The "atomic second" turns 50
The "atomic second" was the beginning of a revolutionary era: it was born as early as 1955, when the first cesium atomic clock was put into operation. In the fall of 1967, it was included in the International System of Units. This was the beginning of a development which will, in all likelihood, come to an end in the fall of 2018 when the 20th General Conference on Weights and Measures (CGPM) decides that the entire International System of Units (SI) is to be based on invariable properties of nature - on fundamental constants. In this development the second came next to the meter, but in the race for accuracy it has an outstanding role: no other unit can be realized with such accuracy. Today's cesium atomic clocks - such as the four primary clocks of the Physikalisch-Technische Bundesanstalt (PTB), which are responsible for realizing and disseminating legal time in Germany -provide the time unit with the unimaginable accuracy up to 16 decimal places!
"You are giving us a beautiful topic to meditate about: measuring the trajectory of the stars in the infinite depth of space based on the oscillation of an infinitesimally small atom." This is how poetically the then French foreign minister, Couve de Murville, expressed what was about to happen in Paris. In 1967, the scientists and politicians gathered in Paris for the 13th General Conference on Weights and Measures (CGPM) decided to re-define the second. The decision fell on 13 October 1967: "The second is the duration of 9 192 631 770 periods of the radiation corresponding to the transition between the two hyperfine levels of the ground state of the cesium 133 atom." Thus, the second was then defined based on an atomic quantum transition. The large number in the definition stands for slightly more than 9 billion oscillations per second - a particular frequency of microwave radiation which triggers exactly this quantum transition in the outermost electron of the electron shell of the cesium atom. This definition is still valid today. And it will not need modifying, not even for the transition to the "new SI" which is planned to happen in the fall of 2018. The formulation of the 50-year-old definition was apparently clear-sighted and sustainable.
From a historical viewpoint, time - besides length and weight - is certainly one of the most important quantities. Although both philosophers and physicists find it difficult to define exactly what time exactly is, it is part and parcel of everyday life. Time has been measured for several millennia, first via the movement of the Earth against the Sun and fixed stars. This made it possible to determine time everywhere in a simple way. For a long time, this was much more important than being able to measure it precisely. It is only with the era of industrialization that this changed and led to an enormous acceleration in the history of time measurement. The "timeline of time measurement" can be summarized as follows: a few millennia of sundials, a few centuries of pendulum clocks, roughly one century of quartz clocks and five decades of atomic clocks - which have become more accurate with every decade.
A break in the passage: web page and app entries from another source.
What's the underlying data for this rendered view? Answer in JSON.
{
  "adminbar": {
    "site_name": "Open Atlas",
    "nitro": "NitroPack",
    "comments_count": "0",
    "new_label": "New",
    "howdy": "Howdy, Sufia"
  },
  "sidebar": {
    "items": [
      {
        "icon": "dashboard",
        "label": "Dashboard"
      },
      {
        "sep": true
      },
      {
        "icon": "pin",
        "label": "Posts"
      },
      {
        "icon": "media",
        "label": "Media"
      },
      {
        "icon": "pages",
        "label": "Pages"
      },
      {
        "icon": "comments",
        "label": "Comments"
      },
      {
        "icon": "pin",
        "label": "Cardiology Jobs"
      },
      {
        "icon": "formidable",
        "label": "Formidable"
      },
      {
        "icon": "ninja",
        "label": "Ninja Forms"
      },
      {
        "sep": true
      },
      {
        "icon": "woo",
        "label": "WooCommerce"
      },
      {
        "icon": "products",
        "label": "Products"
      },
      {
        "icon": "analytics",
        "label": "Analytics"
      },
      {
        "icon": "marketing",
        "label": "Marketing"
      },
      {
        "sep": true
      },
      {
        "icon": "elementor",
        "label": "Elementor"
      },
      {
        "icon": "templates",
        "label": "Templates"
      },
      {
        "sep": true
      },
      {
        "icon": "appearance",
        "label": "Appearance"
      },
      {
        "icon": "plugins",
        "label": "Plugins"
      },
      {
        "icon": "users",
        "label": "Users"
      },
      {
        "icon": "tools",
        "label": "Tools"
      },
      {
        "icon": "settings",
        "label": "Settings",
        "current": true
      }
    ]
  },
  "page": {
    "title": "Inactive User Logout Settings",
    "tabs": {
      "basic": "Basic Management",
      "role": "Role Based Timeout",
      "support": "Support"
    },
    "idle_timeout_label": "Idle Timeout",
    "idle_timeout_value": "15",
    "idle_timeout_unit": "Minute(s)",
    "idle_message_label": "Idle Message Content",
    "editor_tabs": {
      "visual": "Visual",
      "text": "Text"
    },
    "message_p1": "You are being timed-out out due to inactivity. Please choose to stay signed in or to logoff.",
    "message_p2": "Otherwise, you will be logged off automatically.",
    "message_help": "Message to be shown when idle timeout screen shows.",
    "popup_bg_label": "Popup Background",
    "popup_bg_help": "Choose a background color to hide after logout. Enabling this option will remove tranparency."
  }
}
One of the first suggestions how to measure physical units in a modern way came from physicist James Clerk Maxwell: Back in 1870 he said that one should not rely on the measures provided by the Earth, such as the length of a day for the second and the Earth's perimeter for the meter, but rather on fundamental constants in order to define the physical units. A suitable fundamental constant for the measurement of time was noted in 1940 by American physicist Isidor Isaac Rabi, namely the frequency of the transition between two selected states of an atom. In his opinion, the hyperfine structure states in the 133Cs atom (a non-radioactive isotope of cesium) were particularly well-suited for this purpose. He was awarded the Nobel prize in 1944, and his statement that "radio frequencies in hearts of atoms would be used in most accurate of time-pieces" was published in a prominent spot of the 21 January 1945 issue of the New York Times.
Ten years later, in 1955, the first cesium atomic clock was "ticking" at the National Physical Laboratory (NPL) in the UK. At the same time, preparations for what was to become the International System of Units in 1960 were in full swing. However, the scientists involved in the committees of the Metre Convention did not yet fully trust the brave new world of the second. For the time being, time remained the domain of astronomers: in 1960, the so-called "ephemeris second" was defined - which, with hindsight, was not particularly useful. In the fall of 1967, however, those scientists who believed in the future of atomic clocks succeeded in prevailing. From then on, the "modern" definition of the second applied.
At PTB, the first "home-made" cesium atomic clock started "ticking" in 1969. Three additional clocks have joined it since. PTB has become one of the leading "time makers"; its cesium atomic clocks make a large contribution to generating the worldwide reference time. But also the next generation of clocks - the so-called optical atomic clocks - are already showing their huge potential at PTB; but this could be the topic of a press release for an anniversary in ten years' time.